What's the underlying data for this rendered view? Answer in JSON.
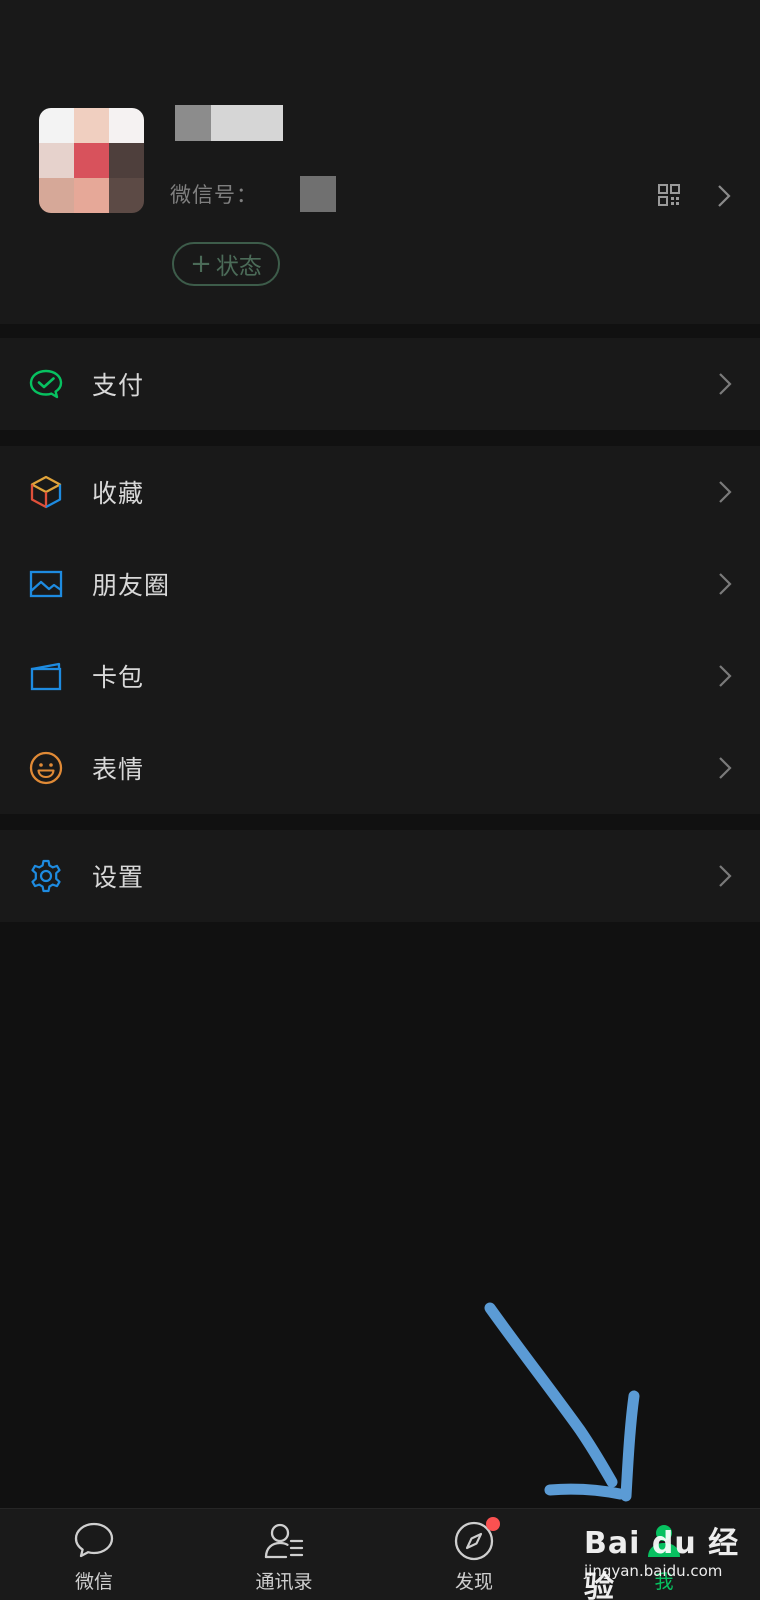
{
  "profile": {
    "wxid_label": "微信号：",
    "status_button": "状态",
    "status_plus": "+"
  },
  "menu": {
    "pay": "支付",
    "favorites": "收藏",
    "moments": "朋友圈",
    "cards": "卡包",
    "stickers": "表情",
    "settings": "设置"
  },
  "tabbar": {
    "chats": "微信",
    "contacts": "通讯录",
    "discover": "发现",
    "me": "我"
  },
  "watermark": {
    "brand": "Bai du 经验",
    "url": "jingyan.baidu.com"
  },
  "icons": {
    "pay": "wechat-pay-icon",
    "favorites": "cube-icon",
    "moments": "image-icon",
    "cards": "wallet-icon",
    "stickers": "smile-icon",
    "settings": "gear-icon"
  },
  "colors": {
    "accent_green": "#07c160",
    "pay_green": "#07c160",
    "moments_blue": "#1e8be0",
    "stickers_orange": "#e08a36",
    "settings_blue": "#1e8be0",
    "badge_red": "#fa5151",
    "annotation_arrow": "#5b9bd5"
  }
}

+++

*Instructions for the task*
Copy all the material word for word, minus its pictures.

*Solved exercise*
What's the underlying data for this rendered view? Answer in JSON.
{
  "profile": {
    "wxid_label": "微信号：",
    "status_button": "状态",
    "status_plus": "+"
  },
  "menu": {
    "pay": "支付",
    "favorites": "收藏",
    "moments": "朋友圈",
    "cards": "卡包",
    "stickers": "表情",
    "settings": "设置"
  },
  "tabbar": {
    "chats": "微信",
    "contacts": "通讯录",
    "discover": "发现",
    "me": "我"
  },
  "watermark": {
    "brand": "Bai du 经验",
    "url": "jingyan.baidu.com"
  },
  "icons": {
    "pay": "wechat-pay-icon",
    "favorites": "cube-icon",
    "moments": "image-icon",
    "cards": "wallet-icon",
    "stickers": "smile-icon",
    "settings": "gear-icon"
  },
  "colors": {
    "accent_green": "#07c160",
    "pay_green": "#07c160",
    "moments_blue": "#1e8be0",
    "stickers_orange": "#e08a36",
    "settings_blue": "#1e8be0",
    "badge_red": "#fa5151",
    "annotation_arrow": "#5b9bd5"
  }
}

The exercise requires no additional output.